So, recently I undertook my yearly Buy A New Video Card event, wherein my previous GPU ups and dies at a very inconvenient time, requiring me to spend much patience surviving without basic capabilities, capabilities lacking pixel artifacts and the interminable lag when scrolling in Word, until I can purchase a shiny new card for the year. 2008’s purchase was inspired when my 7300 GS blew a tube, said tube split right down the middle and turned it into the leaning tower of Pisa. Apparently I’ve been in a process of decline in terms of video cards, going from a $400 card in 2004 to a degenerate bottom-barrel card in 2007. Both my last GPUs were ad-hoc purchases by my parents to enable my PC to function, which means they weren’t exactly high-end gaming material. I figured now was the time to take that back, with Fallout 3 on the horizon.

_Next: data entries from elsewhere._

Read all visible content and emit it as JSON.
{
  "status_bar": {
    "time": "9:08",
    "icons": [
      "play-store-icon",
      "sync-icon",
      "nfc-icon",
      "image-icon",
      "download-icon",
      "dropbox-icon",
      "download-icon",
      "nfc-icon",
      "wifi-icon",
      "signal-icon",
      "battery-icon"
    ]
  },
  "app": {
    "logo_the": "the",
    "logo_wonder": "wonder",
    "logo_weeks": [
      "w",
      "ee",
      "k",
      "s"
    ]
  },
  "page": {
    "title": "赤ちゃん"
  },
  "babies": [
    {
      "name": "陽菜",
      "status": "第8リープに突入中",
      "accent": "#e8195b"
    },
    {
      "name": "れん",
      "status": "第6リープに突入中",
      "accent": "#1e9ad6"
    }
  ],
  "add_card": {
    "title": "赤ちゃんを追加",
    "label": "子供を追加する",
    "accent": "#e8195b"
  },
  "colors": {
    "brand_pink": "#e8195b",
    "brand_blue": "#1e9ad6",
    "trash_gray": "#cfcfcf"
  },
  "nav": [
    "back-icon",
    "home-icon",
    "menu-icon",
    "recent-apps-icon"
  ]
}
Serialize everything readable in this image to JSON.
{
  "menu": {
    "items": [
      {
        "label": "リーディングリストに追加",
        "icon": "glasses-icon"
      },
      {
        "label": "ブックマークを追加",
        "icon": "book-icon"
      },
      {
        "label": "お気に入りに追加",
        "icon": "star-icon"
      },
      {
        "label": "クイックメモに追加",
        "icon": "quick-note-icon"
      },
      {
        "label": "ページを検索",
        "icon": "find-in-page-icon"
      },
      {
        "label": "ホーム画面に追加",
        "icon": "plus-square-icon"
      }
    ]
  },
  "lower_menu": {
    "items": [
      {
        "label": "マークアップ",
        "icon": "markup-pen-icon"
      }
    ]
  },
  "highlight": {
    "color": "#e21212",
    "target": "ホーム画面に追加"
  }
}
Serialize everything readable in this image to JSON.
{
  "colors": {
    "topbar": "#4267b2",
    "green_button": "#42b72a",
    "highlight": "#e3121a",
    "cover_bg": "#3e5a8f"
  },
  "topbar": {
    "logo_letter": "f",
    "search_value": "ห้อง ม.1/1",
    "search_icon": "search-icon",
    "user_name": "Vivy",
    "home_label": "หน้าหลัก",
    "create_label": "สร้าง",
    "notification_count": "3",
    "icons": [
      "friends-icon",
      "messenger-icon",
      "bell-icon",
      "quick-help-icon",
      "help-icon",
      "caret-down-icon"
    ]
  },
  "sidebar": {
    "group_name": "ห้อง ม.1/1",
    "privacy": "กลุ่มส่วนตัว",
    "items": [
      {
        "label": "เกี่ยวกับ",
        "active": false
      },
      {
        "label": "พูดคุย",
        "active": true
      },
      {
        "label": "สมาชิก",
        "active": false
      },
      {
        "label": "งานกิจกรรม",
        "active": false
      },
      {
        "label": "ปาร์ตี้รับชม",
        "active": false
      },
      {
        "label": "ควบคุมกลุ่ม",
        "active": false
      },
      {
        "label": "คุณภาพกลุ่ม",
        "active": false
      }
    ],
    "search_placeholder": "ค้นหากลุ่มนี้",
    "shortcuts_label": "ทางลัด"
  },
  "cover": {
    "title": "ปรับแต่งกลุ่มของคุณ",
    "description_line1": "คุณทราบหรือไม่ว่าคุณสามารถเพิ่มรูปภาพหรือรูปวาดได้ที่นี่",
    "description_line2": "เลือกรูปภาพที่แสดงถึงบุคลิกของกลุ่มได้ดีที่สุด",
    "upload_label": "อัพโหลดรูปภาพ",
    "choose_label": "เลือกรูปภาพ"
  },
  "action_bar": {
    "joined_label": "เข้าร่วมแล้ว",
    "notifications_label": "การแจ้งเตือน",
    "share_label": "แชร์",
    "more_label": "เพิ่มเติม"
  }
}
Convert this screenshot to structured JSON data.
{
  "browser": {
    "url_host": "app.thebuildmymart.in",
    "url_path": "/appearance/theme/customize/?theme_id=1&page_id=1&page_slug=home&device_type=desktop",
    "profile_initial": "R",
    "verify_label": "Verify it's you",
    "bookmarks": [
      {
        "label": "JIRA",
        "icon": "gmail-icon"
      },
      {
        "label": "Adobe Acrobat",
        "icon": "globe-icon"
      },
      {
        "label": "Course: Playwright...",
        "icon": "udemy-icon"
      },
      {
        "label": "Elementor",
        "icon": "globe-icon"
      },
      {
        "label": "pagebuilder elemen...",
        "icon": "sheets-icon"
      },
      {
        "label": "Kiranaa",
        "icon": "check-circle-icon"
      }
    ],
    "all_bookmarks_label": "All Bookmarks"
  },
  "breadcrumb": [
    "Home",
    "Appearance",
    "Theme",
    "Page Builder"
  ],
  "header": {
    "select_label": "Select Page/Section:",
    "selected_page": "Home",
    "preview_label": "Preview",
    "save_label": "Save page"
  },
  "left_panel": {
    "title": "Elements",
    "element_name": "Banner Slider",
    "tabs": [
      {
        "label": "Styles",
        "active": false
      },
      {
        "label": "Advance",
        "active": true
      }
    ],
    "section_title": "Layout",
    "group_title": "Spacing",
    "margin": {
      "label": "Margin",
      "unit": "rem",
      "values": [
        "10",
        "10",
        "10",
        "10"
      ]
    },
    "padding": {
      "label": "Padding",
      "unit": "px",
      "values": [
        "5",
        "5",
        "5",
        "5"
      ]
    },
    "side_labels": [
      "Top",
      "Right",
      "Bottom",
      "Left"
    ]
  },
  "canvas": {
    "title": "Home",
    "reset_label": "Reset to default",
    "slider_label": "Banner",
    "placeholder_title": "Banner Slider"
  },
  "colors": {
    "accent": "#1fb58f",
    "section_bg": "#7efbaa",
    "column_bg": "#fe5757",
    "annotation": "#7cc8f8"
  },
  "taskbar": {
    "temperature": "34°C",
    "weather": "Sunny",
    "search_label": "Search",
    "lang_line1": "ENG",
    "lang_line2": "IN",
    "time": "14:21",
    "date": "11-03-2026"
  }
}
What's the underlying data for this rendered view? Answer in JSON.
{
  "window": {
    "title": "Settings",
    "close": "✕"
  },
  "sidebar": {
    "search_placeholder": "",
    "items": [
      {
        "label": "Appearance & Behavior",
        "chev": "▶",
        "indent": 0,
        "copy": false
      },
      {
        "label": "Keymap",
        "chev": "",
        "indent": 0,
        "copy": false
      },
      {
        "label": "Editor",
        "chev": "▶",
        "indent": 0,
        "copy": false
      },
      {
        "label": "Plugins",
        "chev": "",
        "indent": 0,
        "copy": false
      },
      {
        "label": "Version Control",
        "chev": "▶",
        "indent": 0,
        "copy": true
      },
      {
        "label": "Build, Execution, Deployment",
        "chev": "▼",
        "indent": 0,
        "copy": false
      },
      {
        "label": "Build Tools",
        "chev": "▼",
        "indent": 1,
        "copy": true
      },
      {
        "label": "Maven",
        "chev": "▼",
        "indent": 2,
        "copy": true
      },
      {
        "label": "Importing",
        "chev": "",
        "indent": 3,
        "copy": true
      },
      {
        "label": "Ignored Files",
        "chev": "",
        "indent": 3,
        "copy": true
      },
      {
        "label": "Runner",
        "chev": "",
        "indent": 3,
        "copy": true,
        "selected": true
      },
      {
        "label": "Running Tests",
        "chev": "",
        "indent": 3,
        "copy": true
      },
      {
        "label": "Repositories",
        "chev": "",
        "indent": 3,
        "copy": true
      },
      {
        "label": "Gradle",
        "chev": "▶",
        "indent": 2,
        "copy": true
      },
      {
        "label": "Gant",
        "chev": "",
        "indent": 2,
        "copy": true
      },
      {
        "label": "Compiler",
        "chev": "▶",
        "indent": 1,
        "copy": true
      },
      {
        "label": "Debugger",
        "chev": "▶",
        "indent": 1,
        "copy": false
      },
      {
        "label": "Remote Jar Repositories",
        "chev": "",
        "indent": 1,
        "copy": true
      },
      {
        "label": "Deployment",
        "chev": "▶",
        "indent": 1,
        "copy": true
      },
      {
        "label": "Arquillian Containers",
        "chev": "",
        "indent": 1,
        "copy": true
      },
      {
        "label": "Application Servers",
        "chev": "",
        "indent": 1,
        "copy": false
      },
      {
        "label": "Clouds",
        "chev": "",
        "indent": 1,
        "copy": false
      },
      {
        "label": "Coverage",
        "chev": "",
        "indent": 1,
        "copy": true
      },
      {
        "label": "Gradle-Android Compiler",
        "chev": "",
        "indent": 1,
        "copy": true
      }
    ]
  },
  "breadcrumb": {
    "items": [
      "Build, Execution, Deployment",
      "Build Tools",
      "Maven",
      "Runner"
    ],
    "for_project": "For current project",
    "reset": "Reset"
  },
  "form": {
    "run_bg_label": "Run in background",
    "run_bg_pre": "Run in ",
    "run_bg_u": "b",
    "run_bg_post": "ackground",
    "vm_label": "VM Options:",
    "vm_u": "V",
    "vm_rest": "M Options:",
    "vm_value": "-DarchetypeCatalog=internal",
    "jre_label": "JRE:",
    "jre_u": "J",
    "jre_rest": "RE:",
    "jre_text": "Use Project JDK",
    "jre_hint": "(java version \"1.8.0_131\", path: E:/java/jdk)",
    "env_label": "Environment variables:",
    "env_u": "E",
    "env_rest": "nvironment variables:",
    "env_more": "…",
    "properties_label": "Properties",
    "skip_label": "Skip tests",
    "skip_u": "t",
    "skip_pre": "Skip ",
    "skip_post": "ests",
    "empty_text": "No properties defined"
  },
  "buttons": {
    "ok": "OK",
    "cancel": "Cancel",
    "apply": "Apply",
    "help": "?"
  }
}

Now, I’ve always been a big fan of nVidia. My first card was a GeForce 2 MX, which lasted several years until I saved up my pennies and bought a shiny GeForce TI 4200. When I custom-built my current PC, I made sure to slap in a top-of-the-line XFX GeForce 6800 GS, which was a dream of a card until my power supply ate itself, coincidently turning my RAM and GPU into a nice pile of shit and chips on a plate made of a dead motherboard.
So for me to willingly hunt down an ATI card, you know there’s something wrong with the world. Let me explain the current market: nVidia has decided to aim at the high-end market, going the harder-better-faster-stronger route, pushing out a steady stream of twin-slot powerhouses at $300 or higher, while ATI recently decided to aim at the $200-300 midrange market and move up and down from there. So, you ask, why go with a measly midrange card when I could aim for the expensive card of godlike proportion?
Answer: because they can outpace the nVidia cards twice their price. In most tests, the ATI offerings can compare, match, or exceed the nVidia cards, with a much lower price. gpureview.com has a number of reviews and comparisons if you’d like to look. Take my purchase, the $200 Radeon HD 4850, available in most Best Buys. It’s a small, single-slot card with a powerful memory clock and enough speed to hose down any of the current crop of games, making it more than a match for the staple GeForce 8800. In fact, it pushes higher benchmarks in Call of Duty 4 and comparable scores in most other games (including hardware-breakers like Crysis and Bioshock). This card forced nVidia to slash the cost of the $300 GeForce 9800 GTX down to $197 just to keep competitive, and even then some reviews chart the 4850 over the 9800.
If you move up a step, you find the $300 Radeon HD 4870, which can take on the $400 and $650 offerings from nVidia, with the Radeon card beating out the nVidia offerings or coming damn close (read: negligible differences). The secret to this is the new RV770 chipset, which enables ATI’s cards to access memory as fast or faster than the GeForce behemoths; plus, the 4870 comes equipped with GDDR5 memory and the ability to utilize DirectX 10 technology. I mean, seriously, fucking GDDR5. It’s so powerful as to be silly—both 4850 and 4870 have over 800 shaders, for shit’s sake! The 4870 itself is certainly giving nVidia a run for its money, since it can outperform the GeForce line in most tests, a fact compounded when you realize these same GeForce cards cost $100-250 more.
Granted, this is mostly a stream of techie gobbledegook, but look at it this way: there’s a lot of intense competition in the graphics processor ring. Which means that now’s the perfect time to upgrade. Last year the 4850 would have cost $400 and the 4870 would have been that monolithic supercomputer required to run Crysis. Now, the whole market is dropping in price as nVidia tries to cut out ATI’s performance edge. If you were thinking of it before, you’ll be able to pick up a Radeon 4850 or GeForce 9800 for $200 or less—and these aren’t last year’s $200 cards. They’re actual quality, folks. Competition, especially among the GPU market, is necessary—remember the past two years, when the only good ATI competitor was the 2900 XT, awash in a field of GeForce supermen?
I also hear the price of quad-core processors has dropped below the $200 mark…